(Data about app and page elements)

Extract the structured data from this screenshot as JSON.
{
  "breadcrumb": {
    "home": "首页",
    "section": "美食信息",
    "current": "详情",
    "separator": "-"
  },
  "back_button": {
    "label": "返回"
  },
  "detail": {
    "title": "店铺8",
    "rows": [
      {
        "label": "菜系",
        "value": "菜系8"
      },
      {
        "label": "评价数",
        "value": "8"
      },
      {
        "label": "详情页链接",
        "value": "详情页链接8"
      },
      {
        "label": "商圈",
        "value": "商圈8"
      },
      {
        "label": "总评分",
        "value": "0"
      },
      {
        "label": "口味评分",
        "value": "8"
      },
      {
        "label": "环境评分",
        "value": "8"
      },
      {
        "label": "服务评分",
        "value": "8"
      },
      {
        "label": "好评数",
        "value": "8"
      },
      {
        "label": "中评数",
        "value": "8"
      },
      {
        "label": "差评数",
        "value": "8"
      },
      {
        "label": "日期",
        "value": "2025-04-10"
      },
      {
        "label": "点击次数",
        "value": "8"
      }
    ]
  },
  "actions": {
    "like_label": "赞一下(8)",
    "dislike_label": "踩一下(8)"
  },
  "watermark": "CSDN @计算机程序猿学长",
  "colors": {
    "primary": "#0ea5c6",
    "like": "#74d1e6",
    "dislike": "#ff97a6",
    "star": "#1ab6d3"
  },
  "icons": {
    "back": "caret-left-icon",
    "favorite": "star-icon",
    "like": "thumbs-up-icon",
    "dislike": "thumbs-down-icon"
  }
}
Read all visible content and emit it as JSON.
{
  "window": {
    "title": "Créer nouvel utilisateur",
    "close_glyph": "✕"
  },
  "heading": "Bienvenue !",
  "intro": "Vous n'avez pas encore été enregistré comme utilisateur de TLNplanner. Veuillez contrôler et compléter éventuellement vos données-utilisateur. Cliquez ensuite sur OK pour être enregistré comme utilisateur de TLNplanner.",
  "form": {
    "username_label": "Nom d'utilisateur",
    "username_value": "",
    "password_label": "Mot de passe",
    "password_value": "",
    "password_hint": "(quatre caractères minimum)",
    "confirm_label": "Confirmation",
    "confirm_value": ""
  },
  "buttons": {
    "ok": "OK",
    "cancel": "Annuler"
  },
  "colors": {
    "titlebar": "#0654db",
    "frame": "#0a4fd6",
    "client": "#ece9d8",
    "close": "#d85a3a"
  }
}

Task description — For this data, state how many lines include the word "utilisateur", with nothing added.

Task solution — 3